Coming back from vacation a couple of years ago, my wife said something that gave me the chills. “Your board is too big. I don’t want to take it on vacation again.” Why did she make this soul-crushing pronouncement? She had just finished wrestling a bag from our van because the back hatch would barely open. You see, that’s what happens with a big paddleboard on the roof.
So, two things. First of all, she was right. Boards make traveling a royal pain. There was the reduced gas mileage, the roof noise, and worrying about theft. On the other hand, how could I go on vacation without a board? I mean seriously! No surfing? No exploring new waterways? No paddling with dolphins, or spotting sharks?
Then I got an idea. I have a paddle buddy in Cape Cod named Rick Weeks who has a terrific YouTube channel, with SUP reviews, tips, and surfing. (Totally check them out!) But my favorites are of him paddling the backwaters and shallows on his tiny Sunovas, for which he’s a rep.
A small board would address that transport problem. It would also be great for those few times I did hit the waves. That thinking brought me to Bic. I had always like their boards but only paddled one once, a 9’2” off Jacksonville Beach. That seemed like the right board to get. It’s funny how I’d spent my entire SUP experience on big boards: cruisers and all-arounds, so now it was time for something small, convenient, and light.
I ordered the 9’2” in Ace-Tec construction. The 2019 model is a mold Bic has been using for years. They’ve changed the color, graphics, and materials, but the shape is the same. (Ditto for their 10’6” and 11’6” surf models.) This shape might not be winning surf contests, but it’s a classic, perfect for a cruiser/occasional surfer like me. With two tie-downs in the front, it can take a water bottle or deck bag.
And what a pretty board this was. Bright red! The Ace-Tec build felt pretty durable but the 24 lbs felt like a feather compared to the Tough-Tec counterpart that weighs just under 30 lbs. For an expert, this might be heavy, but I’m not at a level where that makes a difference.
I wanted my first cruise to be a three mile loop, a course I’ve done dozens of times. A short run, but it would take me into the open river. That meant chop, currents and tide, pretty typical conditions. But when I stepped on the board for the cruise, the nose went down instantly, and I stumbled.. This felt completely different from any board I’d paddled. Maybe I’ll need to learn how to work this first?
I started with standing position.
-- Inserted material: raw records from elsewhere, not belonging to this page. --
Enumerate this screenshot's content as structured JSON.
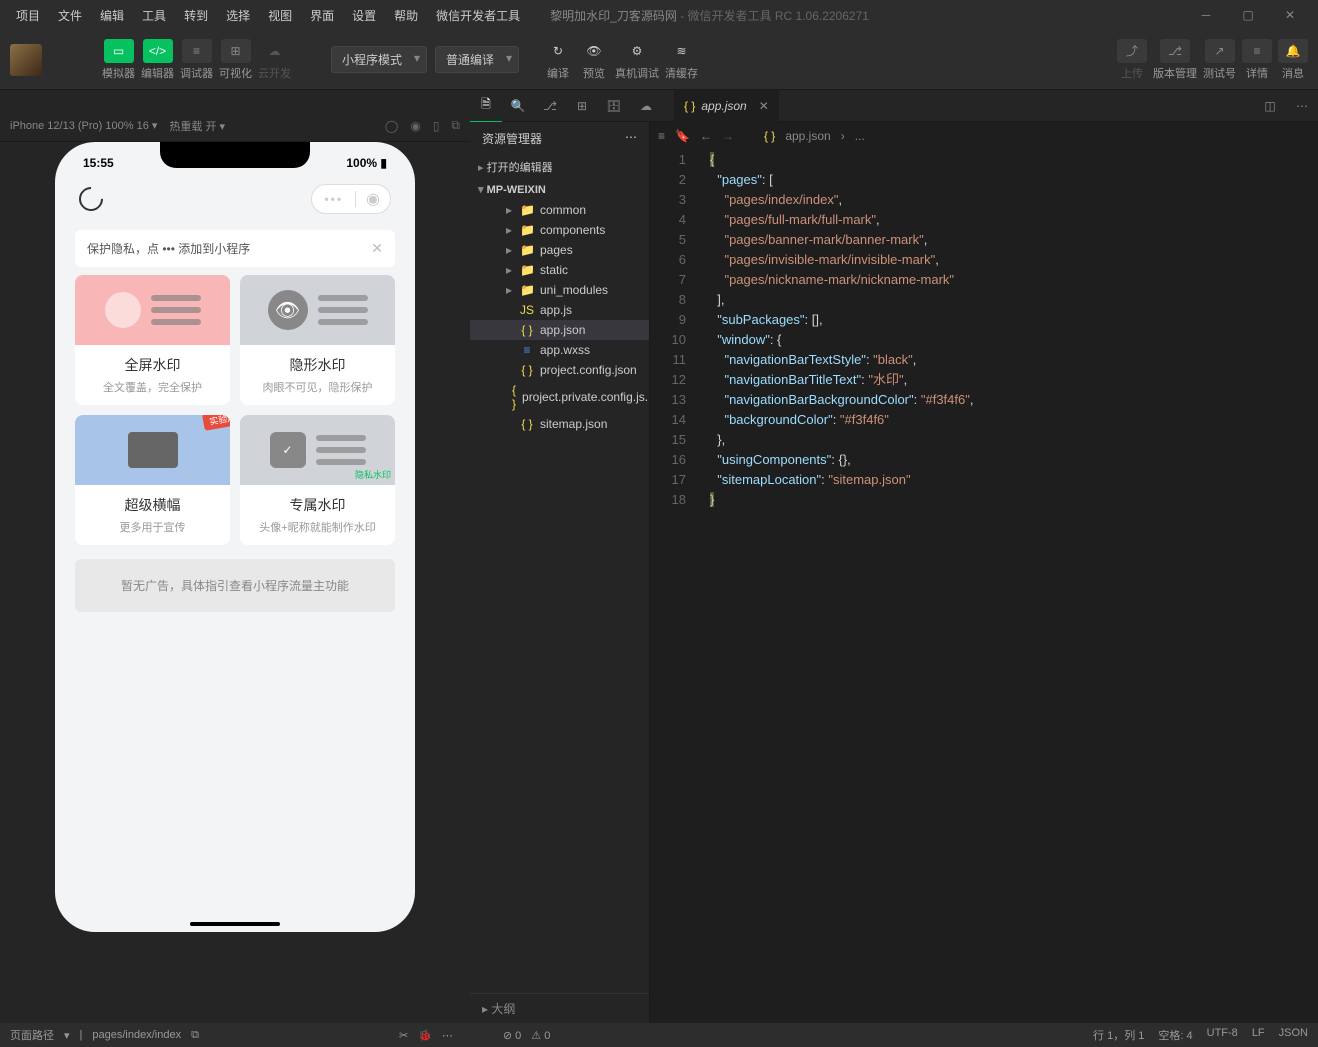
{
  "menu": [
    "项目",
    "文件",
    "编辑",
    "工具",
    "转到",
    "选择",
    "视图",
    "界面",
    "设置",
    "帮助",
    "微信开发者工具"
  ],
  "window_title": "黎明加水印_刀客源码网",
  "window_subtitle": " - 微信开发者工具 RC 1.06.2206271",
  "toolbar": {
    "simulator": "模拟器",
    "editor": "编辑器",
    "debugger": "调试器",
    "visualize": "可视化",
    "cloud": "云开发",
    "mode": "小程序模式",
    "compile": "普通编译",
    "compile_btn": "编译",
    "preview": "预览",
    "remote": "真机调试",
    "cache": "清缓存",
    "upload": "上传",
    "version": "版本管理",
    "testid": "测试号",
    "details": "详情",
    "msg": "消息"
  },
  "devicebar": {
    "device": "iPhone 12/13 (Pro) 100% 16",
    "hot": "热重载 开"
  },
  "phone": {
    "time": "15:55",
    "battery": "100%",
    "tip": "保护隐私，点 ••• 添加到小程序",
    "cards": [
      {
        "t": "全屏水印",
        "s": "全文覆盖，完全保护"
      },
      {
        "t": "隐形水印",
        "s": "肉眼不可见，隐形保护"
      },
      {
        "t": "超级横幅",
        "s": "更多用于宣传"
      },
      {
        "t": "专属水印",
        "s": "头像+昵称就能制作水印"
      }
    ],
    "stamp": "实验用水印",
    "wmtag": "隐私水印",
    "ad": "暂无广告，具体指引查看小程序流量主功能"
  },
  "explorer": {
    "title": "资源管理器",
    "open_editors": "打开的编辑器",
    "root": "MP-WEIXIN",
    "outline": "大纲",
    "tree": [
      {
        "n": "common",
        "t": "folder"
      },
      {
        "n": "components",
        "t": "folder"
      },
      {
        "n": "pages",
        "t": "folder"
      },
      {
        "n": "static",
        "t": "folder"
      },
      {
        "n": "uni_modules",
        "t": "folder"
      },
      {
        "n": "app.js",
        "t": "js"
      },
      {
        "n": "app.json",
        "t": "json",
        "sel": true
      },
      {
        "n": "app.wxss",
        "t": "wxss"
      },
      {
        "n": "project.config.json",
        "t": "json"
      },
      {
        "n": "project.private.config.js...",
        "t": "json"
      },
      {
        "n": "sitemap.json",
        "t": "json"
      }
    ]
  },
  "tab": {
    "name": "app.json"
  },
  "breadcrumb": {
    "file": "app.json",
    "more": "..."
  },
  "code_lines": [
    "1",
    "2",
    "3",
    "4",
    "5",
    "6",
    "7",
    "8",
    "9",
    "10",
    "11",
    "12",
    "13",
    "14",
    "15",
    "16",
    "17",
    "18"
  ],
  "status": {
    "path_label": "页面路径",
    "path": "pages/index/index",
    "err": "0",
    "warn": "0",
    "line": "行 1，列 1",
    "spaces": "空格: 4",
    "enc": "UTF-8",
    "eol": "LF",
    "lang": "JSON"
  }
}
This board had a much smaller standing position than my others (which does seem kind of obvious). I had started out straddling the handle, but that submerged the tail. So I shuffled forward a little bit which evened things out.
I was also turning too much. No more long, deep strokes. Short strokes straight back from the nose worked much better. Four on a side then switch, with the blade always in front of my feet. After these adjustments I finished the loop without much trouble. Slowly, but without much trouble.
On my next run I replaced the 8” FCS fin with a 9” FCS. What a difference a fin makes! The four strokes each side turned into 6–8 strokes. A few days later I put bungies in the inserts and mounted my Seattle Sports Deck Bag. Now my Bic really was a micro cruiser! Of course it still had disadvantages. As I said, it was slow. The board like this really wants to surf over waves, not through them, so the small-period Hudson River chop was tricky. (Translate to English: I fell a lot.)
Even with these issues, I was onto something. I had a durable short-range tourer, a board I could teach from, and a great ride when finally I hit the waves. Not only that, it was easier to get off my roof and pack up, which meant more time on the water. I know this idea was kind of crazy. There are so many boards that are better at cruising than a Bic 9’2”, especially when you’re over its “suggested weight range”, but how many are so convenient? How many are this durable? And how many will keep both me and my wife happy?